How To Catch Wipers
Predictably, this cross between white bass and striped bass has many characteristics of both parents. It is smaller than a striper but larger than a white bass. It shares the aggressiveness and predatory natures of both. Most anglers who have the good fortune to catch them agree that they are some of the hardest fighting fish for their size anywhere. Wipers are sterile hybrids. Since they do not reproduce they are usually planted and
managed to control excessive populations of baitfish or unwanted smaller species. Anglers never seem to complain about having them in their local lakes. The good news for floatation fishermen is that wipers are easily caught from tubes and toons. The bad news is that they tend to cruise around a lot and if you do not have mobility you may have trouble finding them.
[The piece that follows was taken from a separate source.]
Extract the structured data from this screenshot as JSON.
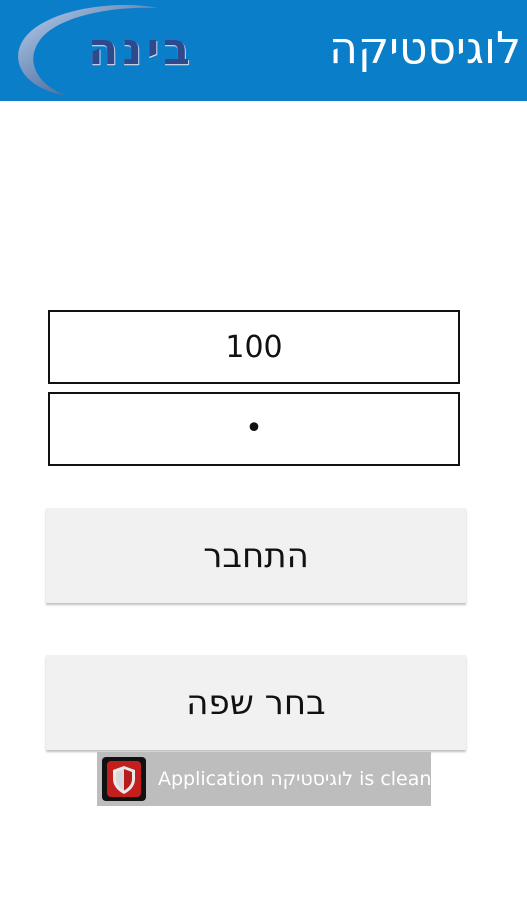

But, whenever you are good enough or lucky enough to get your craft within casting range of some wipers you can have some wild action until they move on.
Wipers are tough and they will put your best tackle to the test. They average less than ten pounds in most waters and they can be tamed on medium bass tackle. Wiper specialists usually favor rods with backbone, reels with good drags and tough line with good knot strength and abrasion resistance. Most wipers are taken by trollers, pulling crankbaits, jigs, spoons or spinners around to find the scattered fish. Once active fish are found you can shut down the motor and cast for them. During late summer through fall wipers often chase baitfish to the surface and create splashy boils. If you are fortunate enough to get on a boil you can catch wipers on just about anything that looks close to what they are feeding on. This is a great time for the fly flingers to experience the hard strike and fierce fight of these great battlers.
When wipers are not in a surface feeding mode you can catch them by dragging a minnow or a crawler behind your tube or toon just as if you were fishing for catfish. And, while you are dragging bait you can make casts around your craft with crankbaits, jigs or other lures, trying to pick up a more active fish or two. Just be sure you are properly licensed and permitted to use more
than one rod. And, if you hook a wiper, with two lines in the water, you are in for a rodeo. They tend to make big circles around you. Besides making you dizzy they can tangle that second line.